Have you thought about creating a compost pile? Compost is made of decomposed organic matter that serves as an excellent source of nutrition to your plants and flowers, and is made from scraps of stuff you discard around the house. Not only is composting good for your garden, it’s also great for the environment–you are contributing to life’s natural birth and death cycle while also keeping a lot of material out of the landfill.
Future posts will go into the nuts and bolts of composting (and wormeries), but you may be wondering what kind of material you should collect for your compost pile. One thing to keep in mind is that you need “greens” and “browns” for a successful pile. That is, you need generous amounts of soft green leafy things and tougher brownish woody things.
Here is a list of twenty things you should set aside for your pile:
1) Animal manure. We’re talking about manure from large animals like horses and cows, if you live on a farm. Pet feces are not included here.

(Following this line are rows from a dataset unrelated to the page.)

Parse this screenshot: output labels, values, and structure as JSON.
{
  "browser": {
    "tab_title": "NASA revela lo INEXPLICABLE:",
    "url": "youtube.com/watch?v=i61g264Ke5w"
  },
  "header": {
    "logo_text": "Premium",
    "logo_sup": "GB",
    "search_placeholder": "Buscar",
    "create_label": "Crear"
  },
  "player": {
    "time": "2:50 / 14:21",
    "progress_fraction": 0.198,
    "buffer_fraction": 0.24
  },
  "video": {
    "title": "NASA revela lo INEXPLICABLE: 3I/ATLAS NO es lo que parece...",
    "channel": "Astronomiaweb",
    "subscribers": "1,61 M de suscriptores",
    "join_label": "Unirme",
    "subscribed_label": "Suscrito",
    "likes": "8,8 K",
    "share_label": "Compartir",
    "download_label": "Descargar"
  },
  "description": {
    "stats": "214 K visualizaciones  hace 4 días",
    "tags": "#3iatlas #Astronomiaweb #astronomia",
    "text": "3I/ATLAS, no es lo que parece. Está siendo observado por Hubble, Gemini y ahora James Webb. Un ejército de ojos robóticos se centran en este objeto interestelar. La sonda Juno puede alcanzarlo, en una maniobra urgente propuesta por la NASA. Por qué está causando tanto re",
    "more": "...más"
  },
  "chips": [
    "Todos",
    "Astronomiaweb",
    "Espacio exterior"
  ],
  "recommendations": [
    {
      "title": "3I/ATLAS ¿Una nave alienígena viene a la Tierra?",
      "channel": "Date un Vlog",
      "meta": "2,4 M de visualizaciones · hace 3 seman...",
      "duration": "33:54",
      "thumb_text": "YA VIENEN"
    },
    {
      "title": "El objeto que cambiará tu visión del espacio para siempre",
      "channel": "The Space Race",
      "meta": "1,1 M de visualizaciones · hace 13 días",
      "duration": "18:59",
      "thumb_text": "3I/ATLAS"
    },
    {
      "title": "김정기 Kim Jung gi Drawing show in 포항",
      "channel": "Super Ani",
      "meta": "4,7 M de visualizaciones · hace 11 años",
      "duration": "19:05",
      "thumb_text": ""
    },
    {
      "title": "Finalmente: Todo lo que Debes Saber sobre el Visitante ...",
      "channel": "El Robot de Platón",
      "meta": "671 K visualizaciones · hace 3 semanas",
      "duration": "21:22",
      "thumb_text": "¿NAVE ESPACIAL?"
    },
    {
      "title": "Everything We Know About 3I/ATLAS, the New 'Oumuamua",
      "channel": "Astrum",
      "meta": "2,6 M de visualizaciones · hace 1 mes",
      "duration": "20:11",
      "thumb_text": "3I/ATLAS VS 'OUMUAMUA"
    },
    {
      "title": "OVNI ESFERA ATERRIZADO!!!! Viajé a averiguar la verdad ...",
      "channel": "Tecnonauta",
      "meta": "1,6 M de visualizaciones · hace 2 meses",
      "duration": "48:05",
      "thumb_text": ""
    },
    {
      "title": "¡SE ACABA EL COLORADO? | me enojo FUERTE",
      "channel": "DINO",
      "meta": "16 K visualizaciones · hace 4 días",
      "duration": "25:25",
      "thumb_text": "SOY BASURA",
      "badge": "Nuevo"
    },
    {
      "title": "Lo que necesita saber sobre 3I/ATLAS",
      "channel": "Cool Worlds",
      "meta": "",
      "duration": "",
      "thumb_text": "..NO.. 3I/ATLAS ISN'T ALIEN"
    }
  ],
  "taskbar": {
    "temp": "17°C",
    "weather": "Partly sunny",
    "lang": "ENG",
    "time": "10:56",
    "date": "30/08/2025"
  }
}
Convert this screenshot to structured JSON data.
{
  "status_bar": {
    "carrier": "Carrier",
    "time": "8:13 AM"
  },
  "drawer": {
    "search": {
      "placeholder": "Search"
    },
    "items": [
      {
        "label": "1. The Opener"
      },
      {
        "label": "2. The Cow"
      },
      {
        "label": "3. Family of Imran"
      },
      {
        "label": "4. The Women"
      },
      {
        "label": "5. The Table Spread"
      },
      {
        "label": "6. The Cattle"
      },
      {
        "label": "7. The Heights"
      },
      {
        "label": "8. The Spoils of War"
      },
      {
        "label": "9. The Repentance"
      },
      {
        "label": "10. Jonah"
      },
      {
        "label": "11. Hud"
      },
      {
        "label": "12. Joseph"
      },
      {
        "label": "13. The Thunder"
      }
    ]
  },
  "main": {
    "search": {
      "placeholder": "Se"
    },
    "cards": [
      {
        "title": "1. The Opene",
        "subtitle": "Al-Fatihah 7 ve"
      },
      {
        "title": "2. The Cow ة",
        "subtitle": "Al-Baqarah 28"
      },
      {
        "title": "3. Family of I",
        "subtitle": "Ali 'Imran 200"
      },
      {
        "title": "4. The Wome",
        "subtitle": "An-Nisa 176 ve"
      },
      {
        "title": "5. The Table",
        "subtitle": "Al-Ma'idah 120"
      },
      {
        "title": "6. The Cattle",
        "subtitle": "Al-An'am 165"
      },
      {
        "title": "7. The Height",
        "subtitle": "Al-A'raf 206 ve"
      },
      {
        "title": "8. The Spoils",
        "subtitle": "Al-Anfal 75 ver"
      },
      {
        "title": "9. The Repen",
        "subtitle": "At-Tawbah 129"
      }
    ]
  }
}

2) Cardboard (soft). You can cut up softer cardboard, such as those that come in rolls, and use that in your pile. I’d avoid hard cardboard as it’s probably tougher to break down.
3) Coffee grounds and filters. Just toss out both grounds and filters onto your pile or holding area when you’re done with your morning coffee.
4) Cotton rags. Tear up 100% cotton rags into small strips or squares and add those to your pile.
6) Fireplace ashes. These are just the remains of burnt wood, so they are rich in organic matter.
7) Fruits and vegetables. Try cutting them up into smaller pieces so they decompose more quickly, but either way they’re a great addition to your pile. Be careful with these if you have an open pile on the ground, since they may attract rodents unless your pile is adequately protected.
8) Grass clippings.
9) Hay and straw.
10) Leaves. Don’t throw away (or worse, burn) your autumn leaves (or leaves from any other time of year). Add them to the pile.
11) Lint. Lint is basically little bits of cotton, and can decompose just fine in your pile.
12) Newspaper (shredded). This is just another kind of paper, and definitely requires shredding into smaller sizes so that your compost pile can handle it.
13) Nut and seed shells. From sunflower seed to peanut shells, anything that comes from a seed or nut can go right back to the earth.
14) Paper. Just about any kind of clean paper can be composted, although I’d personally avoid anything glossy. Tear up larger paper into smaller bits for quicker decomposition.
15) Plants. Have old houseplants or garden plants you no longer want? No problem–just toss them in the bin and turn them into food for other plants.
16) Sawdust. This is just powdered wood and makes a good “brown” material that can easily decompose.
17) Tea bags. These ground up leaves in little cotton bags are great for composting.
18) Wood chips. This is wood in yet another form, and it’s just as good.
19) Wool rags. Again, cut these down into small strips.
20) Yard trimmings. Just about anything from your yard I’ve not yet mentioned is good for your pile, from tree branches to old flowers.